- Needle exchange programs in several locations.
- A multitude of first tier, low-threshold, on-demand treatment programs.
- A second tier of low-threshold substance use treatment programs that offer, but do not mandate, a variety of counseling options and peer support groups tailored to patient needs and preferences.
- A third tier of primary care providers/clinics that provide comprehensive treatment, including medication maintenance.
- A package of financing reforms to including presumptive Medicaid enrollment, increases in case management funding and incentives for housing programs to support in-house medication treatment.
- Services for people who are incarcerated, recently released, living on the street or homeless shelters. Services should be provided by using mobile or other innovative low-threshold interventions.
- Prevention interventions including a curriculum to provide education about the nature of the disease, the medication and the brain. Mental health clinics in the schools should be included in trainings on these issues and given toolkits to work with students of all ages.
- Improved data collection and data-sharing systems where data is related to improving programs and evaluating outcomes. Also needed are protocols for sharing across the relevant agencies to allow coordination of care and support surveillance efforts.
We have the means to create a new model that offers hope for recovery. We must do it. Now.
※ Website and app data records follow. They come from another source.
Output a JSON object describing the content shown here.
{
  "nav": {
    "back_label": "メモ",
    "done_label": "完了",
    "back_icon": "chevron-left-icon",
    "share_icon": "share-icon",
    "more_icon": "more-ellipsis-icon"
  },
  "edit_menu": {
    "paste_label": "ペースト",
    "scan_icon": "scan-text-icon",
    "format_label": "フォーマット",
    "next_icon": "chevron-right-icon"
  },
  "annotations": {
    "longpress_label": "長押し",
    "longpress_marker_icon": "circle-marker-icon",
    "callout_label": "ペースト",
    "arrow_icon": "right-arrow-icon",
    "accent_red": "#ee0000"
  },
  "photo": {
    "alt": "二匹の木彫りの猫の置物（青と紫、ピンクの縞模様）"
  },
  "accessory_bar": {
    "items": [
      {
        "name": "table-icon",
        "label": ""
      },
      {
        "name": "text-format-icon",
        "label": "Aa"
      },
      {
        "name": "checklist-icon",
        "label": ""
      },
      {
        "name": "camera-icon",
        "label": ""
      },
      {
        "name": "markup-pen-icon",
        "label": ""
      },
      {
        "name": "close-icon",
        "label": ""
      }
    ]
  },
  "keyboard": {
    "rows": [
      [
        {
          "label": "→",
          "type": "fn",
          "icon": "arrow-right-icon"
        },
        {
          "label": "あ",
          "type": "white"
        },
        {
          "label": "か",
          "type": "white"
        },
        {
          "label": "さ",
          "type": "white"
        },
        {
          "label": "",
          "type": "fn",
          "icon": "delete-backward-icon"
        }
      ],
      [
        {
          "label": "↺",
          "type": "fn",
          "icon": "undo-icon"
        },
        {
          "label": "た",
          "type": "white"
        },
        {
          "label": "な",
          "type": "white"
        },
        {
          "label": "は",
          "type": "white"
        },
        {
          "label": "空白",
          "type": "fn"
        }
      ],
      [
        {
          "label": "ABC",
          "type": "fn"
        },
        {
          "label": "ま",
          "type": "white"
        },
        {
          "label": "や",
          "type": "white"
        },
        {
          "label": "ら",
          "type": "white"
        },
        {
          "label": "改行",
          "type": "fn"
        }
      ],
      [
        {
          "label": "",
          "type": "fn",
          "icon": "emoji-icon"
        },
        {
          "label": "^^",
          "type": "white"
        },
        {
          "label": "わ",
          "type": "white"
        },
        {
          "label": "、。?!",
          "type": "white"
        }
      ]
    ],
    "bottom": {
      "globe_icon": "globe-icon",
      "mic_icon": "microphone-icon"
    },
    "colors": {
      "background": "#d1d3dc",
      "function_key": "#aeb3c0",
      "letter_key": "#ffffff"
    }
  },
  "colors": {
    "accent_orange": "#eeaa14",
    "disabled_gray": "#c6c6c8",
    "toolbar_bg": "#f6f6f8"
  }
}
Deborah Agus (firstname.lastname@example.org) is executive director of the Behavioral Health Leadership Institute. Also contributing to this op-ed are BHLI board members: Lenny Feldman, Jay Unick, Richard Boldt, Charon Burda, Michael Fingerhood, Tom Marshall and Haneefa Saleem.